Interface dataset entries:
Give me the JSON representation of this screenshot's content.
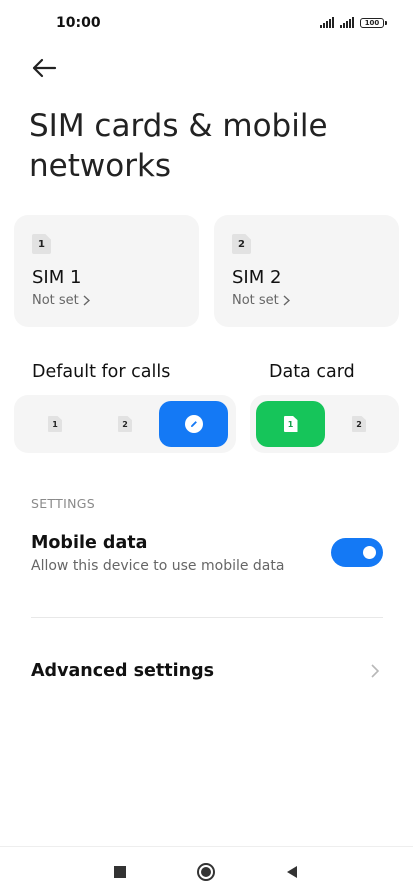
{
  "status_bar": {
    "time": "10:00",
    "battery": "100",
    "icons": [
      "signal-icon",
      "signal-icon",
      "battery-icon"
    ]
  },
  "header": {
    "back_icon": "back-arrow-icon",
    "title": "SIM cards & mobile networks"
  },
  "sim_cards": [
    {
      "badge": "1",
      "name": "SIM 1",
      "status": "Not set"
    },
    {
      "badge": "2",
      "name": "SIM 2",
      "status": "Not set"
    }
  ],
  "default_calls": {
    "label": "Default for calls",
    "options": [
      "1",
      "2"
    ],
    "active_icon": "edit-icon"
  },
  "data_card": {
    "label": "Data card",
    "options": [
      "1",
      "2"
    ],
    "selected": "1"
  },
  "settings": {
    "section_header": "SETTINGS",
    "mobile_data_title": "Mobile data",
    "mobile_data_subtitle": "Allow this device to use mobile data",
    "mobile_data_enabled": true,
    "advanced_label": "Advanced settings"
  },
  "nav_bar": {
    "icons": [
      "recents-square-icon",
      "home-circle-icon",
      "back-triangle-icon"
    ]
  },
  "colors": {
    "accent_blue": "#1479f5",
    "accent_green": "#16c55a",
    "card_bg": "#f5f5f5"
  }
}
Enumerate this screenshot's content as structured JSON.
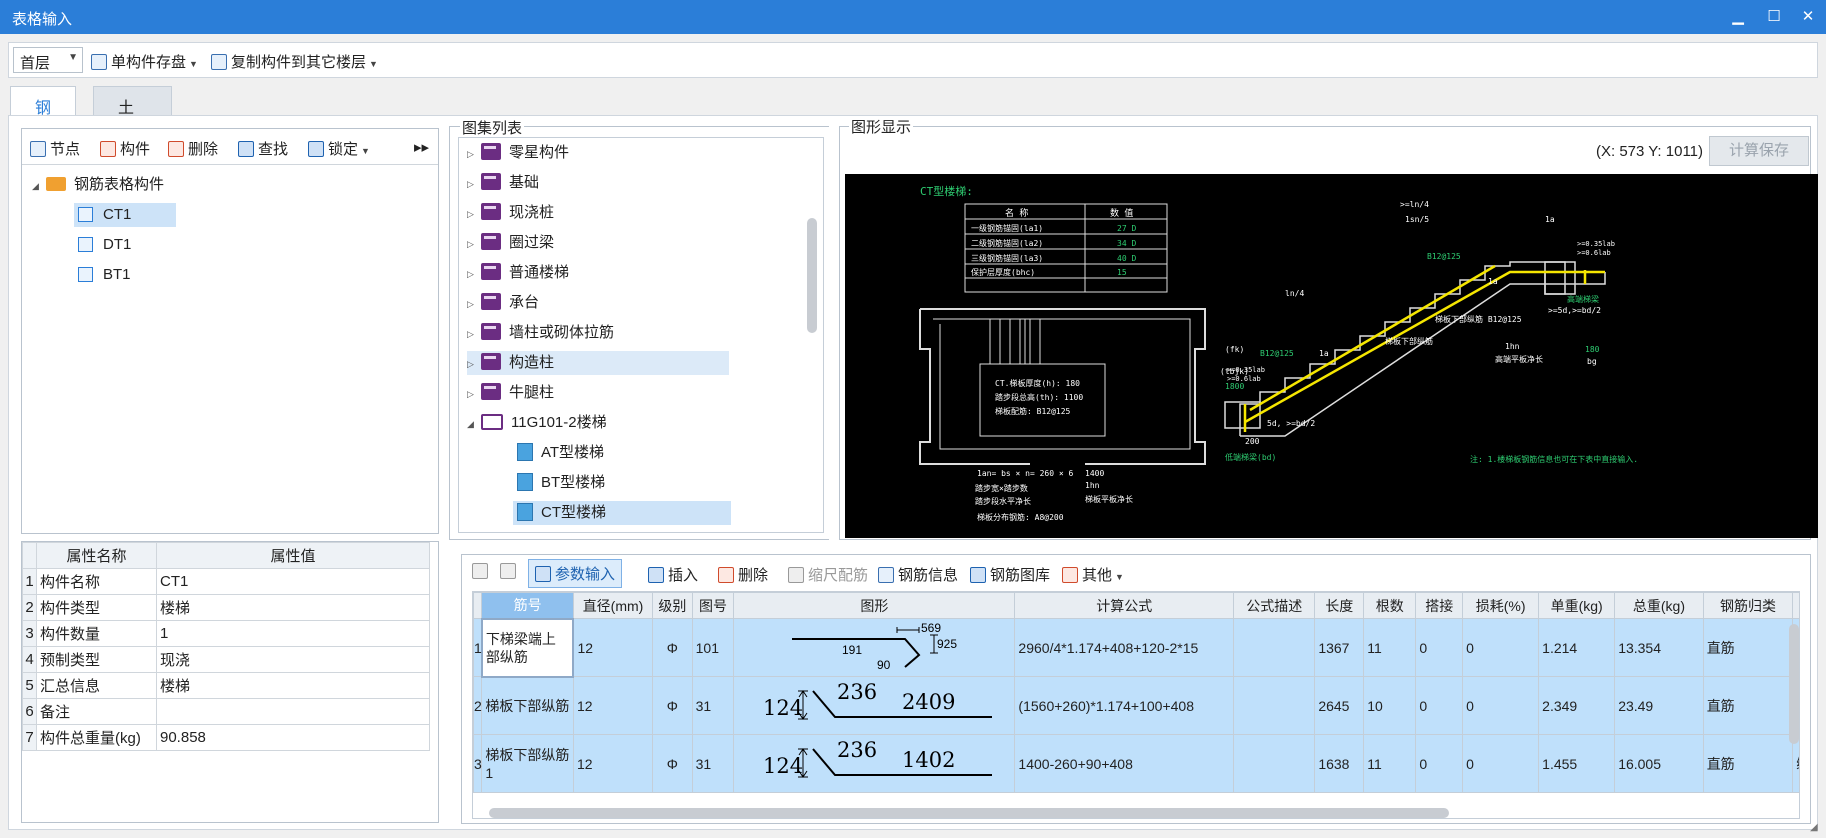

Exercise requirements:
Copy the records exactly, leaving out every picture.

Written answer:
Give me the JSON representation of this screenshot's content.
{
  "status_bar": {
    "time": "10:00",
    "battery": "100",
    "icons": [
      "signal-icon",
      "signal-icon",
      "battery-icon"
    ]
  },
  "header": {
    "back_icon": "back-arrow-icon",
    "title": "SIM cards & mobile networks"
  },
  "sim_cards": [
    {
      "badge": "1",
      "name": "SIM 1",
      "status": "Not set"
    },
    {
      "badge": "2",
      "name": "SIM 2",
      "status": "Not set"
    }
  ],
  "default_calls": {
    "label": "Default for calls",
    "options": [
      "1",
      "2"
    ],
    "active_icon": "edit-icon"
  },
  "data_card": {
    "label": "Data card",
    "options": [
      "1",
      "2"
    ],
    "selected": "1"
  },
  "settings": {
    "section_header": "SETTINGS",
    "mobile_data_title": "Mobile data",
    "mobile_data_subtitle": "Allow this device to use mobile data",
    "mobile_data_enabled": true,
    "advanced_label": "Advanced settings"
  },
  "nav_bar": {
    "icons": [
      "recents-square-icon",
      "home-circle-icon",
      "back-triangle-icon"
    ]
  },
  "colors": {
    "accent_blue": "#1479f5",
    "accent_green": "#16c55a",
    "card_bg": "#f5f5f5"
  }
}
Enumerate this screenshot's content as structured JSON.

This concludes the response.